◆ **Work to be completed**: Please go through the records below and return every line holding the word "icon".

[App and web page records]
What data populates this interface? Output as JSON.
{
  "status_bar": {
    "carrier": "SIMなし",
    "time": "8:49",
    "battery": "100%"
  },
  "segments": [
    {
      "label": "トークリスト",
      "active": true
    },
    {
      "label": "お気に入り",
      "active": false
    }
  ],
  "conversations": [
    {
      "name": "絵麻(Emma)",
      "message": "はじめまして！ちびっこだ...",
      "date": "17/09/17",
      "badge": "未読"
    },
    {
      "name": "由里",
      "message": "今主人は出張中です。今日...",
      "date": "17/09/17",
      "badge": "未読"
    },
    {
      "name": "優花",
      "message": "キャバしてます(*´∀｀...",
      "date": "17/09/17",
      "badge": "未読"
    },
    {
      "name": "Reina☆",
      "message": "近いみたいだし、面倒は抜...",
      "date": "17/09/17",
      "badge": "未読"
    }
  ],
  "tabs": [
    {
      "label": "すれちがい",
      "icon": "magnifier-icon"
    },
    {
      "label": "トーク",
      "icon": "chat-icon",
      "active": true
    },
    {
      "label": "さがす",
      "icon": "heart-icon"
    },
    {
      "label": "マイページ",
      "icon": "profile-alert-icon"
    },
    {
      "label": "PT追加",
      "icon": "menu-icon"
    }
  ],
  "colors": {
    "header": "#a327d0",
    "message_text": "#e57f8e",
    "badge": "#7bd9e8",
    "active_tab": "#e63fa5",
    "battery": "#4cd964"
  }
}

◆ **Solution**:
      "icon": "magnifier-icon"
      "icon": "chat-icon",
      "icon": "heart-icon"
      "icon": "profile-alert-icon"
      "icon": "menu-icon"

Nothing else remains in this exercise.